Dole called for forcing Iraqi withdrawal from northern Iraq, the release of Kurdish prisoners, and a halt to interference with the Kurds by not only Iraq but Iran, which is backing the other Kurdish faction.
Administration officials reported no essential change in the deployment of Iraqi forces in northern Iraq. Armored units have withdrawn from Irbil, the main Kurdish city that Iraqi troops seized Saturday, ousting Jalal Talabani’s Patriotic Union of Kurdistan in the name of Massoud Barzani’s Kurdistan Democratic Party. But numerous tanks and other armored vehicles remained well beyond where they were prior to the assault, U.S. officials said.
Other Iraqi units are concentrated on the main roads to Suleymaniyah, another Talabani stronghold, where U.S. officials suspect Saddam is biding his time and possibly planning another attack.
In a satellite interview with CNN, Iraq’s Aziz called those suspicions “baseless, totally baseless.”
U.S. defense officials offered few details about the damage done by the first round of 27 missiles, fired from two Navy ships and two B-52 bombers at air defense radars, surface-to-air missile installations and command centers covering 14 different sites in the expanded area of the no-fly zone. Officials said cloud cover over Iraq had inhibited satellite imagery.
But some photos suggested only partial damage. One radar site, for instance, had its top blown off but was still functioning.
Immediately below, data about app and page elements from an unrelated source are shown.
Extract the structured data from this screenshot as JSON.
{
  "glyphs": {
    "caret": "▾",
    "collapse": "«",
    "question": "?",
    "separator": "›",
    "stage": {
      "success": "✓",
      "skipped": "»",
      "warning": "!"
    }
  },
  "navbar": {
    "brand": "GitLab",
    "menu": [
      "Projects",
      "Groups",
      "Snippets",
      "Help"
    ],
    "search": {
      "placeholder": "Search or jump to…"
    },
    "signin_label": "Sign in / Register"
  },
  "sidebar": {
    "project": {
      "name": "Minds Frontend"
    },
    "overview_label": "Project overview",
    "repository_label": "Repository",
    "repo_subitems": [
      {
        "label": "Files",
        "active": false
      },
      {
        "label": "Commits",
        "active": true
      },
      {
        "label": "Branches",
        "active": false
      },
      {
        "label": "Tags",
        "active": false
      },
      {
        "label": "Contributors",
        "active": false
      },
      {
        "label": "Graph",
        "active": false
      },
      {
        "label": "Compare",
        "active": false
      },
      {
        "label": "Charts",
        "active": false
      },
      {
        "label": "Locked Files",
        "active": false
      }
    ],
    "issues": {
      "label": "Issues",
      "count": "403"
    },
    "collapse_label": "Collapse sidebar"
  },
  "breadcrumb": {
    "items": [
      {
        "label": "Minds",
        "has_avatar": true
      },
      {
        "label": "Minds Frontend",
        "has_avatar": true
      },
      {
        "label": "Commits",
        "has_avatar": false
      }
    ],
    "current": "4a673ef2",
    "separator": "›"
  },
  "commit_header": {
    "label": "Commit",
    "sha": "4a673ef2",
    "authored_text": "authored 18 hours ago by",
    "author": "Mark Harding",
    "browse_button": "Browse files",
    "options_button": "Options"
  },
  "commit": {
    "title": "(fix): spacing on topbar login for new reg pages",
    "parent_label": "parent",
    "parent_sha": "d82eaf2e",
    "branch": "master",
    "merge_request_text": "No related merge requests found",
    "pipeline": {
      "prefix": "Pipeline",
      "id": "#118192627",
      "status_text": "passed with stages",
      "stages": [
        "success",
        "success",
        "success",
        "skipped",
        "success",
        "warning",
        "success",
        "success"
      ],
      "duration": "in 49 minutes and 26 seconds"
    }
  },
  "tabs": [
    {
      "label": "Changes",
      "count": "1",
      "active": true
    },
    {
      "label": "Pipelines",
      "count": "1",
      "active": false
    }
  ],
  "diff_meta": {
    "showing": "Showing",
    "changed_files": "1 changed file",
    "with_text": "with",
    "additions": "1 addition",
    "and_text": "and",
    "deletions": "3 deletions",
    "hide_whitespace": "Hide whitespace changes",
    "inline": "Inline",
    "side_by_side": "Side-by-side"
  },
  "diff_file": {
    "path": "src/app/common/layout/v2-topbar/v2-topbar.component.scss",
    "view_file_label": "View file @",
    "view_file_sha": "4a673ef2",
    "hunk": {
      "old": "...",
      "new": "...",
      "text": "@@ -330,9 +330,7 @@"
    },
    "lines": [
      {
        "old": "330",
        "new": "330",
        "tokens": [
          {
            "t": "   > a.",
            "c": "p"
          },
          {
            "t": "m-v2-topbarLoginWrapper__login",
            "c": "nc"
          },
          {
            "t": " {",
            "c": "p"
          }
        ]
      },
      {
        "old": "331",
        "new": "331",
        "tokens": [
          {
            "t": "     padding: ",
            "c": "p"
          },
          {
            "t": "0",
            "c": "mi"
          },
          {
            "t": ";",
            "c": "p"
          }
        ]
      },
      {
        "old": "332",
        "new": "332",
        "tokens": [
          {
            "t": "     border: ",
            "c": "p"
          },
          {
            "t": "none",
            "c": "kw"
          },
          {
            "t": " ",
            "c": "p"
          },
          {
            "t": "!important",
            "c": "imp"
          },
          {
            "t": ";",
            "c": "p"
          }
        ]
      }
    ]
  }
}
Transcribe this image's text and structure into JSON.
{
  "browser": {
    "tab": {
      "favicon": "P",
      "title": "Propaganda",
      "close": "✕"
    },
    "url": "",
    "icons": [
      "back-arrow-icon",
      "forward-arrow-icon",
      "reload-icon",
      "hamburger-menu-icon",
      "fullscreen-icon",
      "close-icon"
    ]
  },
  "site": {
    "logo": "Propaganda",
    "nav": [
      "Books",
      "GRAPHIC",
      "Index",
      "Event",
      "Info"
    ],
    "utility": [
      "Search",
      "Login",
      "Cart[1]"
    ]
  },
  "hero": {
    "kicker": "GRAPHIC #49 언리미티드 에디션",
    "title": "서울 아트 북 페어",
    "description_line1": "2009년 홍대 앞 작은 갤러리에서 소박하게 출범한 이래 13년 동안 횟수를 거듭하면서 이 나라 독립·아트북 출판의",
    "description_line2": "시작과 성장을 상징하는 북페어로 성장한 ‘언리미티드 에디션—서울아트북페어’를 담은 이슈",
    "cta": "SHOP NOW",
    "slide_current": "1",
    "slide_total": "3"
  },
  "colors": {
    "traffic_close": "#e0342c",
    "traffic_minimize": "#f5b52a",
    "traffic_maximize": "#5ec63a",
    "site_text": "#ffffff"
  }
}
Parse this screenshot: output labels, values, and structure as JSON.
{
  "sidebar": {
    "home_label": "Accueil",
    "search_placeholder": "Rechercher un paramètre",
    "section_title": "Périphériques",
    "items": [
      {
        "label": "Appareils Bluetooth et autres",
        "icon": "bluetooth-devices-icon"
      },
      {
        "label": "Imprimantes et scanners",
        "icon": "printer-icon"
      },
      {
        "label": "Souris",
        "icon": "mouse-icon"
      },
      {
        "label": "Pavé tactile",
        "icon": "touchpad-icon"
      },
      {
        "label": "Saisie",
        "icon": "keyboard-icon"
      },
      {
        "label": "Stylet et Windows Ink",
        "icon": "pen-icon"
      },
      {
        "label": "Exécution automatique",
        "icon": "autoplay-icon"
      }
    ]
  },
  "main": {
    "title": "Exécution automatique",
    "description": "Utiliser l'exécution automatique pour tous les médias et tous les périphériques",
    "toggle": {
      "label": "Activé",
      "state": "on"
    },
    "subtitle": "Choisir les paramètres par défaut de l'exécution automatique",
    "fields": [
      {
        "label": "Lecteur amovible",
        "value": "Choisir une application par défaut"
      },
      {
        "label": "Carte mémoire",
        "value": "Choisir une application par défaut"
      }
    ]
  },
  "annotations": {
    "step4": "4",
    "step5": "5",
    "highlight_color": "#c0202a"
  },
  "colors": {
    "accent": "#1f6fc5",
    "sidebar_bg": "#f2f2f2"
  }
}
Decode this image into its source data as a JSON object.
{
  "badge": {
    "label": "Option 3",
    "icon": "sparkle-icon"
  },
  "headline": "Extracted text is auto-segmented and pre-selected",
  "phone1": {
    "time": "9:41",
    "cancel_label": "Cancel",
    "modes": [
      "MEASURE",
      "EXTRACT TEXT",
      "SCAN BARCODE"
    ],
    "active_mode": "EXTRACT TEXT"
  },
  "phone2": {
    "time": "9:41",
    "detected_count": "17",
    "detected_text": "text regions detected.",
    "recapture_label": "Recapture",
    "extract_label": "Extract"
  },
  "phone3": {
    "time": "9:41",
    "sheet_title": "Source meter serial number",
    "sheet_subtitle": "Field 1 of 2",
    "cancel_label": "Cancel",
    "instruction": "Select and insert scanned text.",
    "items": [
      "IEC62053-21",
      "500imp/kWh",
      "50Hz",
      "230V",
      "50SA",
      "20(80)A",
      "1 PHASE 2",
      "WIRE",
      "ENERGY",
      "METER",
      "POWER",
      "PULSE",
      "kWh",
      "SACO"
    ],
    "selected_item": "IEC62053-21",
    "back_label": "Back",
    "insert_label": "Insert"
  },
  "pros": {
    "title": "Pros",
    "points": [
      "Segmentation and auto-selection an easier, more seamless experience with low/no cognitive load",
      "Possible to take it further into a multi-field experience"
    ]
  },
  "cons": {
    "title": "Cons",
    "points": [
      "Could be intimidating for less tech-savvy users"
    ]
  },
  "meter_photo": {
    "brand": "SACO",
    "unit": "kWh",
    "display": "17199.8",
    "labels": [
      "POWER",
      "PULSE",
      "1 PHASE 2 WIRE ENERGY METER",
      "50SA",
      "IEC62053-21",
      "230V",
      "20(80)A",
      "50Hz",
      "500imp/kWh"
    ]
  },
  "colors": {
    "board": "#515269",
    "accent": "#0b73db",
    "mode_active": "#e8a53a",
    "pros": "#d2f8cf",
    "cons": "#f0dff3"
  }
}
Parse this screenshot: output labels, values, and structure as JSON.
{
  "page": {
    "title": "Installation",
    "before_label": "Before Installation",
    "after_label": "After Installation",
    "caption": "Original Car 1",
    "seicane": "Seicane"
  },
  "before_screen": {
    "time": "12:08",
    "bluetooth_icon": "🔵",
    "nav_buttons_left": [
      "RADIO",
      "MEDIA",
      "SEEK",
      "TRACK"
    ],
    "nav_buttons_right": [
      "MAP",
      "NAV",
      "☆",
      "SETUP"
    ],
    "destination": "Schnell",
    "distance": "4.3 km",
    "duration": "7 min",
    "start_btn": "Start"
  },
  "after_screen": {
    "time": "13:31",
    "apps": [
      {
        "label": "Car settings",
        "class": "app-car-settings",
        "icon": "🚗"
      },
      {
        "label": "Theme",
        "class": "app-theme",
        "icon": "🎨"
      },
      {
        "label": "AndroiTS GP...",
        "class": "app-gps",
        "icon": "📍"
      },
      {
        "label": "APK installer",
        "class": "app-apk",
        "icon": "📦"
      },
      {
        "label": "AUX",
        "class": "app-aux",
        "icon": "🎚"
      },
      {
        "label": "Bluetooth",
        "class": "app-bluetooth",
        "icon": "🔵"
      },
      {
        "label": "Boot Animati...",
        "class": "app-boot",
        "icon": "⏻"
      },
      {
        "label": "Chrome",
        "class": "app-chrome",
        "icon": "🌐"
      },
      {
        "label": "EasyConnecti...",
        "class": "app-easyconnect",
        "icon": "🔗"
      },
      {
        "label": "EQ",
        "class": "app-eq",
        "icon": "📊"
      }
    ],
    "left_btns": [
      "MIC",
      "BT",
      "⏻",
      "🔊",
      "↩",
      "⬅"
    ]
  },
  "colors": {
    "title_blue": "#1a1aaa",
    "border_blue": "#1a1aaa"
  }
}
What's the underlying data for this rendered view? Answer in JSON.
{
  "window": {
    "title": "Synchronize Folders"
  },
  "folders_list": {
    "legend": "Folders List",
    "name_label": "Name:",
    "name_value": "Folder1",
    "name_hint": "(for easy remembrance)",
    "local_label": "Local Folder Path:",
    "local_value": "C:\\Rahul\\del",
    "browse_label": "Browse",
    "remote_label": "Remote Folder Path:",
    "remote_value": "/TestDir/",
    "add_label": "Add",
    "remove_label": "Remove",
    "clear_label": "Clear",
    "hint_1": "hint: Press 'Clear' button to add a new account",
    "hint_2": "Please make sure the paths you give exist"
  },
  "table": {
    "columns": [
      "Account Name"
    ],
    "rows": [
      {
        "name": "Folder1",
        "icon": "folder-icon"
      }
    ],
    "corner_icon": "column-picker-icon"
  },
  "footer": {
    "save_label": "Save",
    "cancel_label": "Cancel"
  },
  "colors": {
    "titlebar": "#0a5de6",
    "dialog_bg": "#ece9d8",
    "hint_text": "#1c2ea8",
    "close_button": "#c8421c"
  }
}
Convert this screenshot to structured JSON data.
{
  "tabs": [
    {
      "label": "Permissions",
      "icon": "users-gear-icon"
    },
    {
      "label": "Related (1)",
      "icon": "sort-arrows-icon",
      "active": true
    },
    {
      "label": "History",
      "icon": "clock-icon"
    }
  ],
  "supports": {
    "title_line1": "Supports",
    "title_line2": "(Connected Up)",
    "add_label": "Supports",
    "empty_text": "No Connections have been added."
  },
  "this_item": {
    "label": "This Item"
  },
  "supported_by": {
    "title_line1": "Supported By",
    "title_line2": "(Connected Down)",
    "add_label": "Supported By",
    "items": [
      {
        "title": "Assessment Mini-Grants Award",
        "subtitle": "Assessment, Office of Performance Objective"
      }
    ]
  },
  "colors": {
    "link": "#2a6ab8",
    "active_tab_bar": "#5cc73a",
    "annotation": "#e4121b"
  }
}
At another site, an anti-aircraft missile was destroyed but its launcher was left intact, according to military officials.
Tuesday night’s volley was aimed at about half the number of targets in the original set, including radar facilities and anti-aircraft missiles but not control centers or communication links, military sources said.
Iraq claimed the attack killed five people and injured 19. Bacon did not dispute the fatality figure but rejected claims by Iraqi officials that one missile struck a housing complex. Baghdad television showed the flat concrete roof of the one-story house caved in by the explosion, saying the building was in one of the residential quarters of Baghdad.
“We have no indication that that happened,” said Bacon.
The first attack Tuesday was the biggest U.S. strike against Iraq since 1993, when two dozen missiles destroyed an Iraqi intelligence headquarters in Baghdad in response to an alleged assassination plot against former president George Bush while he was on a visit to Kuwait.
But missing from public U.S. statements Tuesday was a clear statement of what the administration is demanding Saddam do next to avoid more military retaliation. Administration officials said they have purposefully avoided setting forth specific criteria, such as demanding withdrawal of Saddam’s assault force from northern Iraq.
“If you make going back to the original lines the issue, you’re asking for an endless debate over whether he’s done so or not,” a senior official said.
Similarly, Clinton selected targets south of Baghdad, rather than in the north where the transgressions occurred, because “we wanted to play this game on our field, with targets of our choosing,” said a State Department official. “We didn’t want to let (Saddam) define the terms of the game.”
Officials said Saddam’s history of multiple, repeated violations of U.N. resolutions and international law led them to conclude they had to beef up their ability to constrain Iraqi behavior. By expanding the southern no-fly zone one degree - from the 32nd to the 33rd parallel, a distance of about 70 miles - officials said Saddam will be deprived of two major air force training areas and use of about 40 percent of the air defense capability that existed in the greater Baghdad area.
“This will substantially weaken Saddam Hussein’s ability to pursue military adventures in the south, and additionally, will weaken his ability to maintain an air force capable of projecting power in any direction,” Defense Secretary William J. Perry told reporters at a Pentagon briefing.
Perry said U.S. interests “are not tied to which party prevails” in the Kurdish conflict but rather in maintaining stability in the region by protecting “friendly nations.”
Graphic: U.S. missile attack on Iraq